According to Gerhard Buitendag, CIO of FNB Enterprise Resource Planning, “The COBIT framework has helped us focus on the high-impact, high-value problem areas in our processes, thereby ensuring big returns for relatively little change. It helped us declutter the problems we had in our processes.”


Plans for Future Use

The IT governance program was launched as a self-assessment against the various level-1 COBIT 5 practices and work products. The self-assessment was valuable in identifying many new areas of risk and issues, but to provide more assurance, the program will evolve to a class 3 assessment, as described in the COBIT Assessor Guide: Using COBIT 5, in which supportive evidence will be gathered to ensure base practices are effective.


Conclusion

The IT governance program successfully achieved its objectives by providing a clear understanding of the potential risk and issues in each of the processes.

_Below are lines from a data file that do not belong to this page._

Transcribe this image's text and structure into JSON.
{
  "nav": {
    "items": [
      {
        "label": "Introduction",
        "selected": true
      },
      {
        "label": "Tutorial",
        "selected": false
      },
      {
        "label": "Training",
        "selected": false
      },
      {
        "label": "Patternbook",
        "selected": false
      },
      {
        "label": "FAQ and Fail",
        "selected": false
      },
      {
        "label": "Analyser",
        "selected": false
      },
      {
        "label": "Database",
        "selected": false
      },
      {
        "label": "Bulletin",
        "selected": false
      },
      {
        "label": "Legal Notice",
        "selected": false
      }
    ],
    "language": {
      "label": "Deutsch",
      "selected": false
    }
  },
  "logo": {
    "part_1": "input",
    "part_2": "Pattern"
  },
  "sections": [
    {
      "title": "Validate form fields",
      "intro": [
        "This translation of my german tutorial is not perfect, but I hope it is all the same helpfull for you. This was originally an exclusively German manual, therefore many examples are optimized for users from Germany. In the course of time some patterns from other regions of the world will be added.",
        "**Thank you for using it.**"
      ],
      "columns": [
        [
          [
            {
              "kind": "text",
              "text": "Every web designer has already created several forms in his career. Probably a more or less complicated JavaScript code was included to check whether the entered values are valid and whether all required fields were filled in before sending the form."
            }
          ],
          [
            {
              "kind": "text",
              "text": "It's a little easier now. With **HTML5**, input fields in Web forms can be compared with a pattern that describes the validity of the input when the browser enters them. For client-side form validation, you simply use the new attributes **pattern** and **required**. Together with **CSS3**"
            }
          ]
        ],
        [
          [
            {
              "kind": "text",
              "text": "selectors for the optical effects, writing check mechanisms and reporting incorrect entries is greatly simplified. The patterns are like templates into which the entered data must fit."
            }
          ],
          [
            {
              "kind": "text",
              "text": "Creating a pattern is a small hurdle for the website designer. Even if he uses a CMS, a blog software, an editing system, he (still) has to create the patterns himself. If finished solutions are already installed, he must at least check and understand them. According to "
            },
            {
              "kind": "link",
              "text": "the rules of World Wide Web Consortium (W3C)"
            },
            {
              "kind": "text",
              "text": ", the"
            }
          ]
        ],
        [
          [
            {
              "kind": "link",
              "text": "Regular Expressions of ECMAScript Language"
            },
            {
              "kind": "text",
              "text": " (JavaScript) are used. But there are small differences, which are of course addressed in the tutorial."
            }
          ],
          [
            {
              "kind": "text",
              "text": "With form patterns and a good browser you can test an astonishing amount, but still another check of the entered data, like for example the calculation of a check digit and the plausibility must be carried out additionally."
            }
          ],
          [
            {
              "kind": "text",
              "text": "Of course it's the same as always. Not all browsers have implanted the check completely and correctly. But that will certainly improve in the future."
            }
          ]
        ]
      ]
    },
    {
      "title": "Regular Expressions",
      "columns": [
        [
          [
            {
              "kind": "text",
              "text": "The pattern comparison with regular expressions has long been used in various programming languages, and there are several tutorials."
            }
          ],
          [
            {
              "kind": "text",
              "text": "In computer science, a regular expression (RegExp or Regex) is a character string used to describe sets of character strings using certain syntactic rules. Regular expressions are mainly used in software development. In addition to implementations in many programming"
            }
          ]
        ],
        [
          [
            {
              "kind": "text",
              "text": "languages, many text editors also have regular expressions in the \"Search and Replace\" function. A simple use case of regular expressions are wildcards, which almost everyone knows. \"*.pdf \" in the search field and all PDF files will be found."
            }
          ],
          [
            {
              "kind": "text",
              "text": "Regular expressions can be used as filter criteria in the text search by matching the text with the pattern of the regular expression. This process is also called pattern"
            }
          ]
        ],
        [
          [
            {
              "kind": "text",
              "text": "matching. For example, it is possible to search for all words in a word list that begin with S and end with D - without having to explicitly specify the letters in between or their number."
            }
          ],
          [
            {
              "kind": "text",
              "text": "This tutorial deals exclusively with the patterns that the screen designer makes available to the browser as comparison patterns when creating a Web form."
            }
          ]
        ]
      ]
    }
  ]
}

The priority risk and issues were addressed through remediation projects that improved the risk posture and IT service delivery of FNB. Another positive advantage was that the program provided knowledge sharing and education to the CIOs’ teams as to the coverage of IT. This could be seen especially in teams that were focused on very specific objectives like development, operations or support.

Overall, response to the program has been favorable. Sundesh Balraj, head of IT risk for FNB, noted the ability to use COBIT as a compass to map and prioritize the key IT goals together with the gap that needed to be bridged. “This enabled us to move from okay to good,” he added. “COBIT provided us with a standardized view across all IT domains, which meant stakeholders across the first and second line of defense now had the same vocabulary and expectations of IT.”


Acknowledgment

The author would like to extend thanks to Avin Mansookram, CISA, CGEIT, COBIT 5 Assessor, MFT Executive Advisory Services, who initiated the compilation of this article and performed extensive editing and review. In addition, the author would like to extend thanks to Sundesh Balraj, FNB, for providing valuable feedback.


James Reeve, CISA, CRISC, CISM, CGEIT, COBIT 5 Foundation and Assessor

Is the team lead at the divisional IT Risk team of FNB. His experience spans 17 years and covers many different industries including financial services, online gaming and fast-moving consumer goods (FMCG). He is passionate about IT governance and risk and believes both are essential to achieve a future of sustainable and ethical business that is desperately needed in the world today.